Exercise details – Report the lines of the material that carry the string "data".

==== Material for this exercise

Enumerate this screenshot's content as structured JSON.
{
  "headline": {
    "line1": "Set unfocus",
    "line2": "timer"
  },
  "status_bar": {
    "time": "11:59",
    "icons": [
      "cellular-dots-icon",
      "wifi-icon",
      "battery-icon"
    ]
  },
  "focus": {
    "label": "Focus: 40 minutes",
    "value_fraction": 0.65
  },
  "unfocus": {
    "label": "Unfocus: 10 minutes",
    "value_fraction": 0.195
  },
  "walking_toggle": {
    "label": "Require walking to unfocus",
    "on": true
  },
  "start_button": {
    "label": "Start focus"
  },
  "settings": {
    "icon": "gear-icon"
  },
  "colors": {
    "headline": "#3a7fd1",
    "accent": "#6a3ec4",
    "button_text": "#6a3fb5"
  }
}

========
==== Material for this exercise

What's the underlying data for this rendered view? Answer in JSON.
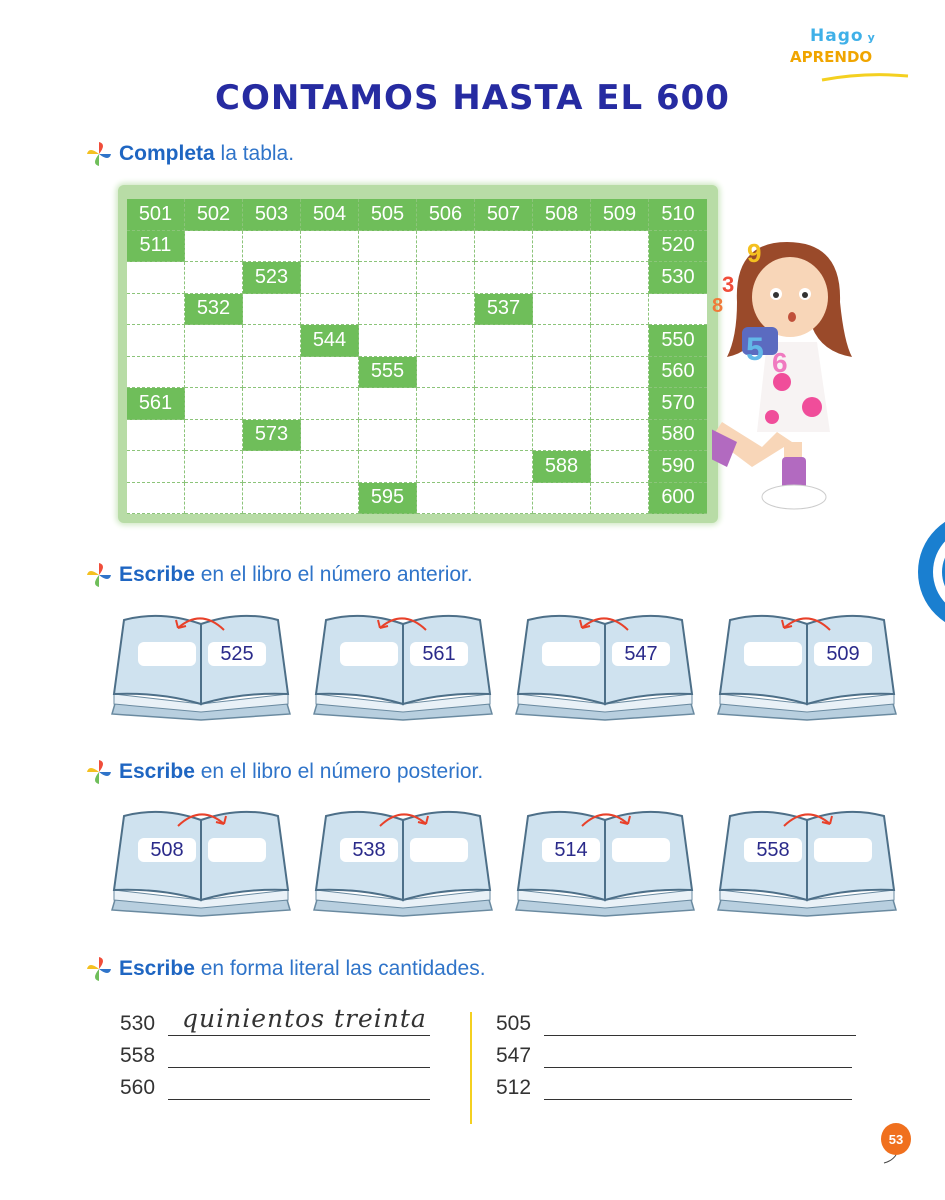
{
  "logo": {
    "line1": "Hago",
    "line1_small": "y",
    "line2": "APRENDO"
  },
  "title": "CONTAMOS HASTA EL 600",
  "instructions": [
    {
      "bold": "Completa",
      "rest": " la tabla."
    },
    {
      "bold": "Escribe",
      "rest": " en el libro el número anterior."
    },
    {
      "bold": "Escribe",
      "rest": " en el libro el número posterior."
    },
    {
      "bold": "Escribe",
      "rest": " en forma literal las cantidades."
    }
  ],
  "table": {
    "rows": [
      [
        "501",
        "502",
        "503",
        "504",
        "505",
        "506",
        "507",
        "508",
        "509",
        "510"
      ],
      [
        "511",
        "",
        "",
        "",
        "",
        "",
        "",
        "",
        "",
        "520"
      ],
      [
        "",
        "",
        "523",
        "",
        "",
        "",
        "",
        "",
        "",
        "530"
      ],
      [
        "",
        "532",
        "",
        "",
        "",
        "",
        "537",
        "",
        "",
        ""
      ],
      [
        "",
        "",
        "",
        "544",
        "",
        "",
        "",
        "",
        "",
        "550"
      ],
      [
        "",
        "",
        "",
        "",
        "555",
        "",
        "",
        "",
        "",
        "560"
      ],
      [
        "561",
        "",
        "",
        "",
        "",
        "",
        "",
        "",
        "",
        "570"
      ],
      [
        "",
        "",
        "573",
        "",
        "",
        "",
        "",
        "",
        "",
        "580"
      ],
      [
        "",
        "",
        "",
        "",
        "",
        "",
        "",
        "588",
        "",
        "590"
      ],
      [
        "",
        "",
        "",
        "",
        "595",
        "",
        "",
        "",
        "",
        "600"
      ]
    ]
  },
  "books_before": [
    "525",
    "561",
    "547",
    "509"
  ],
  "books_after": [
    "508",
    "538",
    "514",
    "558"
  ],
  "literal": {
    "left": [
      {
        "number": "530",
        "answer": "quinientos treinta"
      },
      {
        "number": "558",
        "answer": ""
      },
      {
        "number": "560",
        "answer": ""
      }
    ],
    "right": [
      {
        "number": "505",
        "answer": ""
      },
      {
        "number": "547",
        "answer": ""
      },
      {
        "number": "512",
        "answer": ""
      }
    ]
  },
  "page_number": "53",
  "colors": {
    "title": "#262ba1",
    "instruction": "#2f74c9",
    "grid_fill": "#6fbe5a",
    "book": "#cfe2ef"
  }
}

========
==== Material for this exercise

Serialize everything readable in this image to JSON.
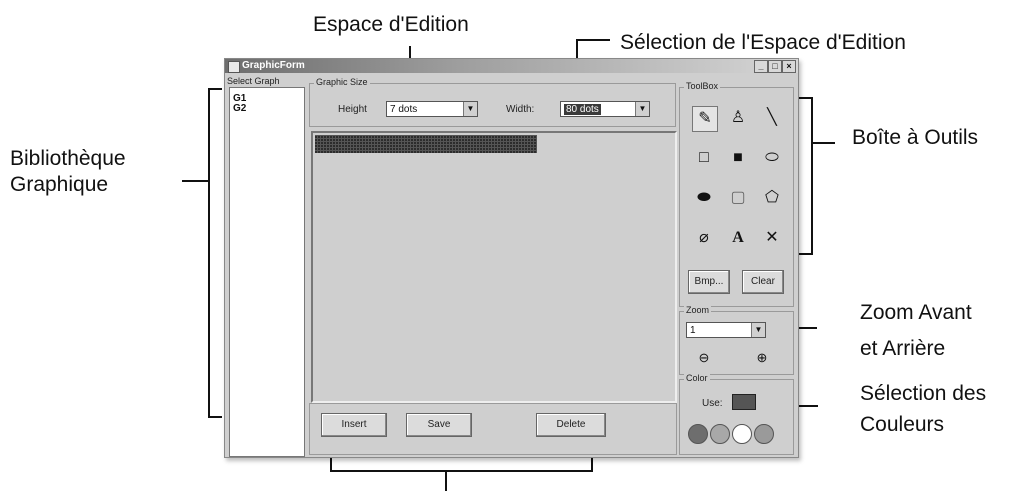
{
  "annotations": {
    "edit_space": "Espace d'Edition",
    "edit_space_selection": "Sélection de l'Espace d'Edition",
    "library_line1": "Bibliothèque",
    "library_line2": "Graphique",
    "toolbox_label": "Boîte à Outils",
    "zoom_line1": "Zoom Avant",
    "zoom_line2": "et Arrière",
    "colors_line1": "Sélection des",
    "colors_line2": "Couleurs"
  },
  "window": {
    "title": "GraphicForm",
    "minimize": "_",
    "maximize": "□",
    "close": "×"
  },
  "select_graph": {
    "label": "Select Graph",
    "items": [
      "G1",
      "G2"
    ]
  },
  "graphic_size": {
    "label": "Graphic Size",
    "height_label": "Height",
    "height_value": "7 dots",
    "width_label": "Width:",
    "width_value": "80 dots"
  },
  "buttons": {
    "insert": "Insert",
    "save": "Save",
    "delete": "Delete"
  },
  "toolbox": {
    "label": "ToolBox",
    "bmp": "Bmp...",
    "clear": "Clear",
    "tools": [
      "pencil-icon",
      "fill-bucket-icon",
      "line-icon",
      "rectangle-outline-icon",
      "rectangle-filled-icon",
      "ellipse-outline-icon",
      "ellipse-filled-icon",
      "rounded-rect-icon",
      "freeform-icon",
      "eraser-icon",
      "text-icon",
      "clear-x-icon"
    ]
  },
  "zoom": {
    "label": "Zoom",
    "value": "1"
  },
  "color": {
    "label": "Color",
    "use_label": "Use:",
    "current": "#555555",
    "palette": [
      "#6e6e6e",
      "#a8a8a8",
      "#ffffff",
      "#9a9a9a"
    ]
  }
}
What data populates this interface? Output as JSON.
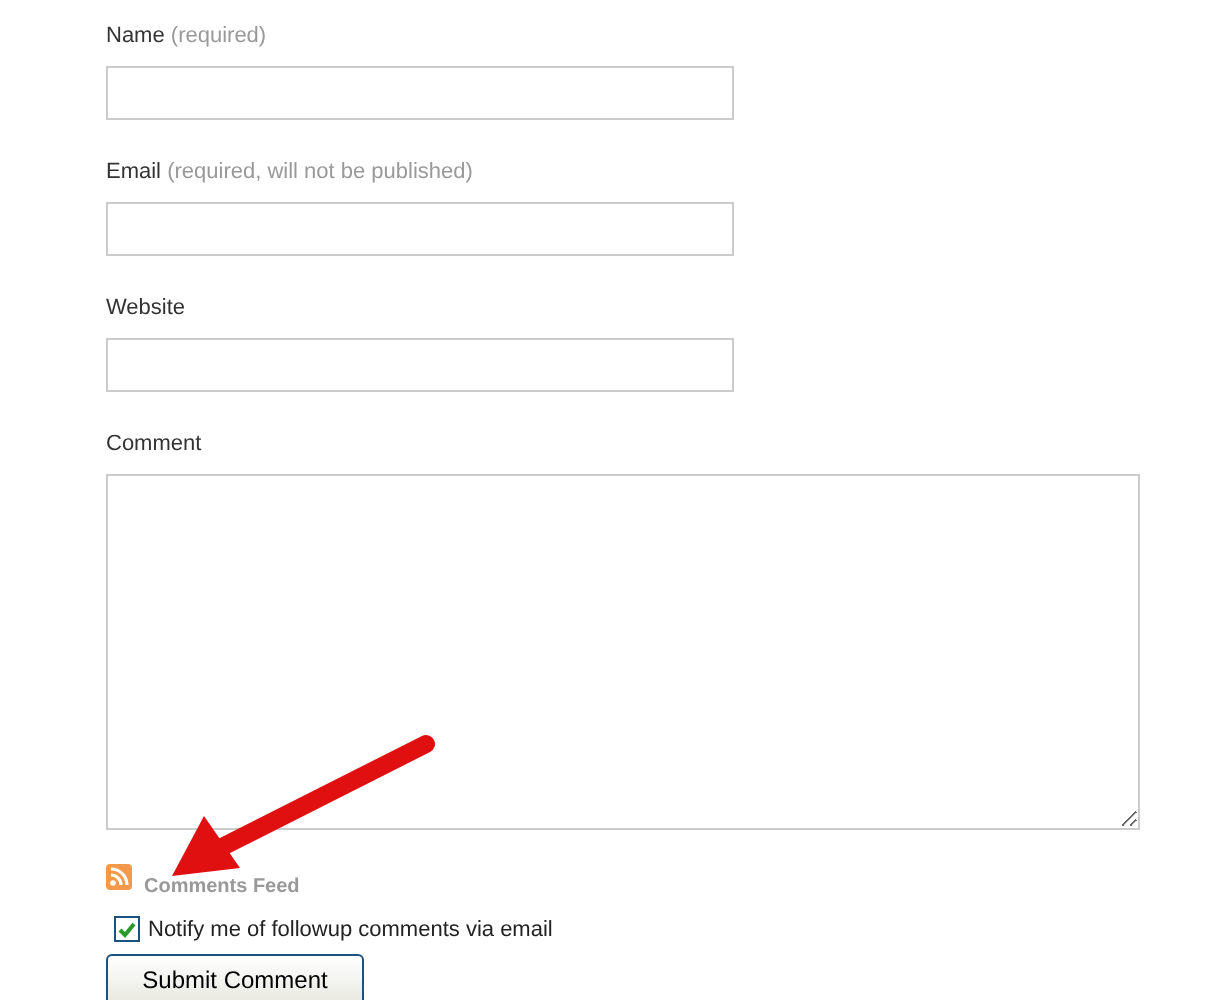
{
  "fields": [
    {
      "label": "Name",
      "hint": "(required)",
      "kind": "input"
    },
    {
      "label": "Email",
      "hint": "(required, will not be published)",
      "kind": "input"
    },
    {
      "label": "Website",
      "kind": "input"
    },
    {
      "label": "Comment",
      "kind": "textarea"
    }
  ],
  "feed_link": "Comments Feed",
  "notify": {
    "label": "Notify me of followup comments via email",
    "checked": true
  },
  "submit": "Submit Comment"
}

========

Finished task –
What's the underlying data for this rendered view? Answer in JSON.
What data populates this interface? Output as JSON.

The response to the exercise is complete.